YOUR GOAL: Work out the count of lines in the entries below that include "JSON", and write only that count.

⁂

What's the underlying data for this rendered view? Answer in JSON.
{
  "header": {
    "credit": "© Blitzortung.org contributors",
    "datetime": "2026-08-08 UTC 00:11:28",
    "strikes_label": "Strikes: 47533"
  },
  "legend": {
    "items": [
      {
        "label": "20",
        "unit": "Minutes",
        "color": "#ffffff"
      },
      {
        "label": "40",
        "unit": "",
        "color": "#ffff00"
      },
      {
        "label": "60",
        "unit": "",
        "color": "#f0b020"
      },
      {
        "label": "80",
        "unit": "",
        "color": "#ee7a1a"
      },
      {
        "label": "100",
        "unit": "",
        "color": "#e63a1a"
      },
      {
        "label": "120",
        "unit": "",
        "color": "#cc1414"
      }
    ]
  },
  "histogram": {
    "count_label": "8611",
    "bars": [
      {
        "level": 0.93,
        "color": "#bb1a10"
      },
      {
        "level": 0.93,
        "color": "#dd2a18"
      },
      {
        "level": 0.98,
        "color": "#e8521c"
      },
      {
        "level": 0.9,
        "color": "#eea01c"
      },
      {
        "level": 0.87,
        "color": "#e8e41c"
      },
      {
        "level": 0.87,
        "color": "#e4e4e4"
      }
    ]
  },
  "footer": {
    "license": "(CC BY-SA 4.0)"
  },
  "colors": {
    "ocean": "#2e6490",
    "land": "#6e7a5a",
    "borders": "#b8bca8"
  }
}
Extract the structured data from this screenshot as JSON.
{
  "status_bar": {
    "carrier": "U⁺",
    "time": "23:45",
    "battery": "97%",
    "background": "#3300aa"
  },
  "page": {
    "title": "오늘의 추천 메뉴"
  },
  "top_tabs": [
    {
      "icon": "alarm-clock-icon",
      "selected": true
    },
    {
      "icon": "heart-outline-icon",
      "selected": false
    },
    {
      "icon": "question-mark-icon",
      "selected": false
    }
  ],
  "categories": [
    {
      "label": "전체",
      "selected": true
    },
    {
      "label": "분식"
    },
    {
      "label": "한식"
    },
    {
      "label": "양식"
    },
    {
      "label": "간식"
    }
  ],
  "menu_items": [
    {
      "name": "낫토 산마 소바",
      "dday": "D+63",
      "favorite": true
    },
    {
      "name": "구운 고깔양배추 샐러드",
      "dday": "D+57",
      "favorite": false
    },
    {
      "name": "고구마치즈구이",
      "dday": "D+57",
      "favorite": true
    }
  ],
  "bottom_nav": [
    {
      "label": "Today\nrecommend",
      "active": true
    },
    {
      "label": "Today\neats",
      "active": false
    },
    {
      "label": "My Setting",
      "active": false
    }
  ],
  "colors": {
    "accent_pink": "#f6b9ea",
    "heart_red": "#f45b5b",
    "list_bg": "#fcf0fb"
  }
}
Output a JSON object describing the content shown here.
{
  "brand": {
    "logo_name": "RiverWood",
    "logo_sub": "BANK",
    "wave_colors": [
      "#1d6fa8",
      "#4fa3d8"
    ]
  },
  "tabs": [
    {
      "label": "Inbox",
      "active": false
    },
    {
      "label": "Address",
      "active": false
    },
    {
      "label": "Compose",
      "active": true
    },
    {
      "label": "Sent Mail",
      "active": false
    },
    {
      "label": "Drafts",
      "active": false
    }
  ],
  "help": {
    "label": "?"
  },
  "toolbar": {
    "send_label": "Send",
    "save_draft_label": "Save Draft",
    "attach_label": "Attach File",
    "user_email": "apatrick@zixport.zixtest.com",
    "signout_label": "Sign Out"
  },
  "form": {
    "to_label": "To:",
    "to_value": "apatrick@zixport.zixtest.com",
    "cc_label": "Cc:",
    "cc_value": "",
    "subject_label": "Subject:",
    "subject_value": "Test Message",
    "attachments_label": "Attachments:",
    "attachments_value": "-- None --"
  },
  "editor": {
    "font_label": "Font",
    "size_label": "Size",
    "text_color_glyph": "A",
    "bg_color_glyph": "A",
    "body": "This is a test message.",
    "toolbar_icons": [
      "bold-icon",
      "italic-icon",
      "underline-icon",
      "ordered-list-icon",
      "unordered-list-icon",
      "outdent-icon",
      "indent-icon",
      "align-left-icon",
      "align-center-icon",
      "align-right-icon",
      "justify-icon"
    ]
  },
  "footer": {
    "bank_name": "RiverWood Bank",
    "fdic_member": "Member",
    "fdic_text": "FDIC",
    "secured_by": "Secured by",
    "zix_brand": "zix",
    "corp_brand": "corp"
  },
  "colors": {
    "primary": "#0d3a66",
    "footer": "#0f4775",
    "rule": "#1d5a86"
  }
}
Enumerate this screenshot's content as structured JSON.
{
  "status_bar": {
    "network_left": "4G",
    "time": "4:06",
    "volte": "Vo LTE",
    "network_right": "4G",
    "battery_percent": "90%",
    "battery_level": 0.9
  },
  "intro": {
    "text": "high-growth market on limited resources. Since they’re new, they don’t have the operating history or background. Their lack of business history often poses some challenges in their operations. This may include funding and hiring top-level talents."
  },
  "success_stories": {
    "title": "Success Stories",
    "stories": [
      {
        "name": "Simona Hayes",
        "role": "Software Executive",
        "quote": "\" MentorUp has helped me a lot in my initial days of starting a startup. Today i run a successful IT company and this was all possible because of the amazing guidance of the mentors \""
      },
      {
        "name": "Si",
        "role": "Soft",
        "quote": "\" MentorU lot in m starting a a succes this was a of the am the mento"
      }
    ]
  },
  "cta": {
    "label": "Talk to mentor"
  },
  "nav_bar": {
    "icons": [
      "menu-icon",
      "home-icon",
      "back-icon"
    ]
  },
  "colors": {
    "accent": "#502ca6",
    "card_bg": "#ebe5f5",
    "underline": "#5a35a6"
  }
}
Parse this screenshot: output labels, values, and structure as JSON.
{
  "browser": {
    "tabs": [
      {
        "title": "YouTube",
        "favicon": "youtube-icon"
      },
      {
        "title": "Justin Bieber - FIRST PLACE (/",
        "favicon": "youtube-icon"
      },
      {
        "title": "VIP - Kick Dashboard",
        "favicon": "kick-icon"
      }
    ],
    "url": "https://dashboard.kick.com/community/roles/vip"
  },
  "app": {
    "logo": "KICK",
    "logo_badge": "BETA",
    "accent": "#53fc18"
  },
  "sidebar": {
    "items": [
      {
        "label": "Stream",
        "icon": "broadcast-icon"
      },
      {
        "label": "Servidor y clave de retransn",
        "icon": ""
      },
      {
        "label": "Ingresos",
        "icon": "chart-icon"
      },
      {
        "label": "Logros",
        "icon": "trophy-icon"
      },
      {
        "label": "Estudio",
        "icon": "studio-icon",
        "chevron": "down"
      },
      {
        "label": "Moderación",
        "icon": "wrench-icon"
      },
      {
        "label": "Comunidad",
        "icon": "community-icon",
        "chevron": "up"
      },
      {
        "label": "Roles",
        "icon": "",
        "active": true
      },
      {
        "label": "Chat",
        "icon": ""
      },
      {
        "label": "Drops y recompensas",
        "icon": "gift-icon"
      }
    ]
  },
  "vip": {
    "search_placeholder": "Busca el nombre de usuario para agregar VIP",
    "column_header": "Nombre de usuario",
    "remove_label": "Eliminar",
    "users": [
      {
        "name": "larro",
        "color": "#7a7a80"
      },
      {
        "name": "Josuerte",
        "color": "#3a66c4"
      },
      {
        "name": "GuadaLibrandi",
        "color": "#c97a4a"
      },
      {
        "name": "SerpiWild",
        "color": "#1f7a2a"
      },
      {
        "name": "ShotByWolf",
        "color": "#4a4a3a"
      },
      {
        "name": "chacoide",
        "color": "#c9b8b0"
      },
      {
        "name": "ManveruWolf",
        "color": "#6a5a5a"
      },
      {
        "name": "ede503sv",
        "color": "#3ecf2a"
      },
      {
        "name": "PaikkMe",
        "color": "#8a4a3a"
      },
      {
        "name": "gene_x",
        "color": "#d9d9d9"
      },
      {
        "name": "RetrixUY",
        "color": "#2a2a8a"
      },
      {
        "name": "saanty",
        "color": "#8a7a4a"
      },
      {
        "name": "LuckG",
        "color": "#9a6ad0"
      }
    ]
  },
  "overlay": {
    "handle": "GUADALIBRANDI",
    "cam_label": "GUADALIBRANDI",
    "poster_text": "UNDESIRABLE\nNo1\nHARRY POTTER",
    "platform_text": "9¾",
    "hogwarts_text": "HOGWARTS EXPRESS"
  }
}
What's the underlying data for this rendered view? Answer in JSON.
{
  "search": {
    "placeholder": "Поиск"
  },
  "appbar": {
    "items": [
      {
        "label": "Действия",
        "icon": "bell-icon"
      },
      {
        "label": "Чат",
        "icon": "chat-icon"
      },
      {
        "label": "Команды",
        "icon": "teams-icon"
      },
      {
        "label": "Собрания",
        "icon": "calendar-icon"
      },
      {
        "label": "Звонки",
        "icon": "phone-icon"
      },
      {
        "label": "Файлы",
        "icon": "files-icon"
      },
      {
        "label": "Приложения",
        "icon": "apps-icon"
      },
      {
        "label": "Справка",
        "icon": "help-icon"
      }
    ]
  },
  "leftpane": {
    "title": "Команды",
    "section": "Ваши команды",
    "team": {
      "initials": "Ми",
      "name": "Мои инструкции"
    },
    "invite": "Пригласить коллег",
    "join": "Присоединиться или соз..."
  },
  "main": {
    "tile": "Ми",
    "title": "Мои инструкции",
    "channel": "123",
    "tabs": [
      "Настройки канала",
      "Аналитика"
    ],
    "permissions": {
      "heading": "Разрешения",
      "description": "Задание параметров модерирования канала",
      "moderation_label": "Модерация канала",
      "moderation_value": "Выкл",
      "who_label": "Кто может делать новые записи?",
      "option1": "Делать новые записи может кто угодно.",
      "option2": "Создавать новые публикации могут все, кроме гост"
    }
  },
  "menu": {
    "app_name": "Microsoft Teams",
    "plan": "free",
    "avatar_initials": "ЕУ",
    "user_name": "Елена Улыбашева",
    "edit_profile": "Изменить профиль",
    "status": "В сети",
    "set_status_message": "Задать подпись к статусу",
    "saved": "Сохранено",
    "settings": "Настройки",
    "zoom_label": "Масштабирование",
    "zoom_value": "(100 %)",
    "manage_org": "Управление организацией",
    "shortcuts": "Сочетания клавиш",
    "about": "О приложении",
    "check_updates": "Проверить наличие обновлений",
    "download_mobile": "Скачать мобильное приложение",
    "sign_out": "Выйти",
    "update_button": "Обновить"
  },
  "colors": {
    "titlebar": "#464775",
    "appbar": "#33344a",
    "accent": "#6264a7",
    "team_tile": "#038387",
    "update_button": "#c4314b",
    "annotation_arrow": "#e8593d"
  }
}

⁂

SOLUTION FOR THIS PROBLEM: 6